--- START ---
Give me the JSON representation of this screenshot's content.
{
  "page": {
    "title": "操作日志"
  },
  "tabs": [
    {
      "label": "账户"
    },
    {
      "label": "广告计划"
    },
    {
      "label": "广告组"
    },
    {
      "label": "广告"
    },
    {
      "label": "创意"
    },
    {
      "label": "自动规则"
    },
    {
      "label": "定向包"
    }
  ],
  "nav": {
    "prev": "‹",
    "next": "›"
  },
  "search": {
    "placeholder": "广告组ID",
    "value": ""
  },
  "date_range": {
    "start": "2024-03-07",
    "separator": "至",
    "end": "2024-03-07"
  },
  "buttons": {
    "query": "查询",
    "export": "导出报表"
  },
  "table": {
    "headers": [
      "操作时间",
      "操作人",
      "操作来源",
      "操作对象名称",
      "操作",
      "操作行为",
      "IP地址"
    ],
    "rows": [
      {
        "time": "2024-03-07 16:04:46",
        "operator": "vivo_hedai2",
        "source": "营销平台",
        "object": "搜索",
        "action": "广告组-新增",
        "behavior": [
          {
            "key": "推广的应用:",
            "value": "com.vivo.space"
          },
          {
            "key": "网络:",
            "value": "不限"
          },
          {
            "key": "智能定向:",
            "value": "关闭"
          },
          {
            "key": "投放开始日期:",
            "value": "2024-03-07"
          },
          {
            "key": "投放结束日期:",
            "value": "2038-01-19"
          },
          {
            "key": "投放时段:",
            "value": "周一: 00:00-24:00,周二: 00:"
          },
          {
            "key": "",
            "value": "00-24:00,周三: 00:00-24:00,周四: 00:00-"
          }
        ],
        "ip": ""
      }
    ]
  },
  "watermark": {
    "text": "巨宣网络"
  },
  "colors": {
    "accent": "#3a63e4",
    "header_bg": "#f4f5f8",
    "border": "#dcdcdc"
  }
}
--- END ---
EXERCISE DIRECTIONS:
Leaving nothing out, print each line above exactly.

WRITTEN RESPONSE:
Give me the JSON representation of this screenshot's content.
{
  "page": {
    "title": "操作日志"
  },
  "tabs": [
    {
      "label": "账户"
    },
    {
      "label": "广告计划"
    },
    {
      "label": "广告组"
    },
    {
      "label": "广告"
    },
    {
      "label": "创意"
    },
    {
      "label": "自动规则"
    },
    {
      "label": "定向包"
    }
  ],
  "nav": {
    "prev": "‹",
    "next": "›"
  },
  "search": {
    "placeholder": "广告组ID",
    "value": ""
  },
  "date_range": {
    "start": "2024-03-07",
    "separator": "至",
    "end": "2024-03-07"
  },
  "buttons": {
    "query": "查询",
    "export": "导出报表"
  },
  "table": {
    "headers": [
      "操作时间",
      "操作人",
      "操作来源",
      "操作对象名称",
      "操作",
      "操作行为",
      "IP地址"
    ],
    "rows": [
      {
        "time": "2024-03-07 16:04:46",
        "operator": "vivo_hedai2",
        "source": "营销平台",
        "object": "搜索",
        "action": "广告组-新增",
        "behavior": [
          {
            "key": "推广的应用:",
            "value": "com.vivo.space"
          },
          {
            "key": "网络:",
            "value": "不限"
          },
          {
            "key": "智能定向:",
            "value": "关闭"
          },
          {
            "key": "投放开始日期:",
            "value": "2024-03-07"
          },
          {
            "key": "投放结束日期:",
            "value": "2038-01-19"
          },
          {
            "key": "投放时段:",
            "value": "周一: 00:00-24:00,周二: 00:"
          },
          {
            "key": "",
            "value": "00-24:00,周三: 00:00-24:00,周四: 00:00-"
          }
        ],
        "ip": ""
      }
    ]
  },
  "watermark": {
    "text": "巨宣网络"
  },
  "colors": {
    "accent": "#3a63e4",
    "header_bg": "#f4f5f8",
    "border": "#dcdcdc"
  }
}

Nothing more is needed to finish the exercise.